Osuna ended matters in round three however, timing Abreu coming in perfectly with a left uppercut that sent Abreu straight back to the canvas in an exaggerated fashion as the referee and cornermen stepped in to give him immediate attention. After a couple of minutes, Abreu was able to leave the ring on his own power, with Osuna notching his second impressive knockout in a row.
In Other Action
Undefeated lightweight Santiago Guevara, (4-0, 2 KOs), earned a referee’s stoppage at 2:00 of round two over Wilbert Mitchell, (1-6, 0 KOs), in a scheduled four-round bout. Mitchell started strongly but two right uppercuts by Guevara sent Mitchell staggering to the ropes, where Guevara followed with several unanswered blows, prompting referee Ray Corona to step in.
Ryan Caballero, (1-0, 0 KOs), gritted out a win in his pro debut, earning a tougher than expected victory over Manuel Machorro, (0-7-1), in a four-round junior featherweight bout. Scores were 40-36, 40-36, and 39-37. Caballero is the 18-year old younger brother of the televised headliner, Randy Caballero.
In the evening’s opening bouts, heavyweight Gerald Washington, (2-0, 2 KOs), made quick work of Gary Cobia, (0-2), winning by first round knockout. Super middleweight prospect and amateur standout Chris Pearson, (8-0, 5 KOs), remained undefeated with a stoppage of Christian Nava, (2-2-1, 0 KOs).

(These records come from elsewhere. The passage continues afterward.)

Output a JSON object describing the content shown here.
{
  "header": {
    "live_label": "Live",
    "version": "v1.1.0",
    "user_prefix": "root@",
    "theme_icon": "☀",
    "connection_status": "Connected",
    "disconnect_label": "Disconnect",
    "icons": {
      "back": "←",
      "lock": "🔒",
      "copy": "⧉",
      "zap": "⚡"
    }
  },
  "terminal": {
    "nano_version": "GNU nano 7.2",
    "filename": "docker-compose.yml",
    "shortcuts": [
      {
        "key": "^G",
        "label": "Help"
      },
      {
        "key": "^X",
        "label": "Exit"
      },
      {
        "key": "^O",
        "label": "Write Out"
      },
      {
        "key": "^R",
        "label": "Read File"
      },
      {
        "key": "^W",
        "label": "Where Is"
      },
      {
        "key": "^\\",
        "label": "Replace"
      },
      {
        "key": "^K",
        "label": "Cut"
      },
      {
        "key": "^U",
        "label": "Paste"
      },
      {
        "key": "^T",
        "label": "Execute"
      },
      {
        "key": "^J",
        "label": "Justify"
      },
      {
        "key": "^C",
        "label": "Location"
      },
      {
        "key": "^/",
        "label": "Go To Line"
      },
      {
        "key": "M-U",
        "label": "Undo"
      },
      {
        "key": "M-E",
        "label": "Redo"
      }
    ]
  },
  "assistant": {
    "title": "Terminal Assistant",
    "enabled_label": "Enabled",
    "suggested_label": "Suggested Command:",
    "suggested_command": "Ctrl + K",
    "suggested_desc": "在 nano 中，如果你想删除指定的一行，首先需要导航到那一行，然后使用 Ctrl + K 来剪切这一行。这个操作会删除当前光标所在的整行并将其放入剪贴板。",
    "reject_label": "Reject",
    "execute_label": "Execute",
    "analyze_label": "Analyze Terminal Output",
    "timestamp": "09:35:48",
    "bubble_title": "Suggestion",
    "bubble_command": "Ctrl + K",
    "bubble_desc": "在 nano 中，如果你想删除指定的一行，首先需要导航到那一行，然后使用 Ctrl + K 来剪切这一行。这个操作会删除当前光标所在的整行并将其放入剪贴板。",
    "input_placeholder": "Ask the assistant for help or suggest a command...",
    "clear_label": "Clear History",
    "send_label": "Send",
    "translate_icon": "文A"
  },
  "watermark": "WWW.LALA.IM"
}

In addition to the seven bouts presented by Golden Boy Promotions, future Hall of Famer Bernard Hopkins was in attendance and hosted a meet and greet with fans prior to the televised portion of the card. Of note also was the third member of the ShoBox announcing team, former lightweight champion Juan “Baby Bull” Diaz. Diaz served as the guest analyst in the absence of Antonio Tarver, who was suspended following his positive test for a banned substance after his most recent fight.